◆ **Task goal**
Whenever an image turns up, omit it and return the remaining data exactly.

Component data from apps and pages
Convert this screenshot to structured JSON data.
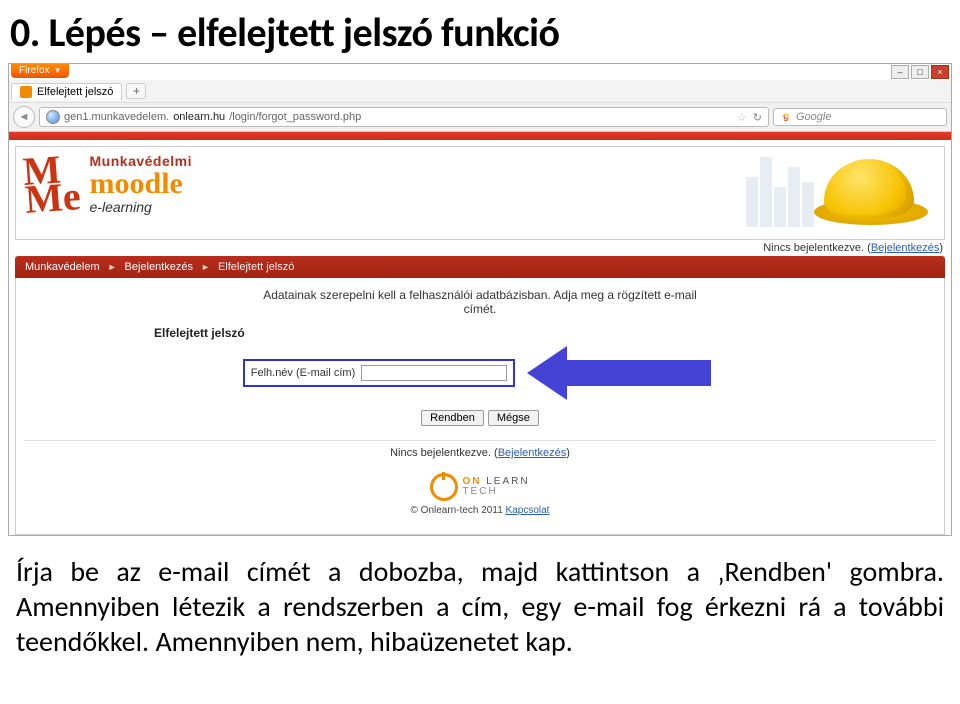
{
  "slide": {
    "title": "0. Lépés – elfelejtett jelszó funkció"
  },
  "browser": {
    "app_button": "Firefox",
    "tab_title": "Elfelejtett jelszó",
    "url_host": "onlearn.hu",
    "url_prefix": "gen1.munkavedelem.",
    "url_path": "/login/forgot_password.php",
    "search_placeholder": "Google"
  },
  "page": {
    "brand_line1": "Munkavédelmi",
    "brand_line2": "moodle",
    "brand_line3": "e-learning",
    "login_status": "Nincs bejelentkezve.",
    "login_link": "Bejelentkezés",
    "breadcrumb": {
      "a": "Munkavédelem",
      "b": "Bejelentkezés",
      "c": "Elfelejtett jelszó"
    },
    "intro": "Adatainak szerepelni kell a felhasználói adatbázisban. Adja meg a rögzített e-mail címét.",
    "legend": "Elfelejtett jelszó",
    "field_label": "Felh.név (E-mail cím)",
    "btn_ok": "Rendben",
    "btn_cancel": "Mégse",
    "footer_copy": "© Onlearn-tech 2011",
    "footer_link": "Kapcsolat"
  },
  "body_text": {
    "l1": "Írja be az e-mail címét a dobozba, majd kattintson a ‚Rendben'",
    "l2": "gombra. Amennyiben létezik a rendszerben a cím, egy e-mail fog",
    "l3": "érkezni rá a további teendőkkel. Amennyiben nem, hibaüzenetet kap."
  }
}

◆ **Output of the task**
Convert this screenshot to structured JSON data.
{
  "slide": {
    "title": "0. Lépés – elfelejtett jelszó funkció"
  },
  "browser": {
    "app_button": "Firefox",
    "tab_title": "Elfelejtett jelszó",
    "url_host": "onlearn.hu",
    "url_prefix": "gen1.munkavedelem.",
    "url_path": "/login/forgot_password.php",
    "search_placeholder": "Google"
  },
  "page": {
    "brand_line1": "Munkavédelmi",
    "brand_line2": "moodle",
    "brand_line3": "e-learning",
    "login_status": "Nincs bejelentkezve.",
    "login_link": "Bejelentkezés",
    "breadcrumb": {
      "a": "Munkavédelem",
      "b": "Bejelentkezés",
      "c": "Elfelejtett jelszó"
    },
    "intro": "Adatainak szerepelni kell a felhasználói adatbázisban. Adja meg a rögzített e-mail címét.",
    "legend": "Elfelejtett jelszó",
    "field_label": "Felh.név (E-mail cím)",
    "btn_ok": "Rendben",
    "btn_cancel": "Mégse",
    "footer_copy": "© Onlearn-tech 2011",
    "footer_link": "Kapcsolat"
  },
  "body_text": {
    "l1": "Írja be az e-mail címét a dobozba, majd kattintson a ‚Rendben'",
    "l2": "gombra. Amennyiben létezik a rendszerben a cím, egy e-mail fog",
    "l3": "érkezni rá a további teendőkkel. Amennyiben nem, hibaüzenetet kap."
  }
}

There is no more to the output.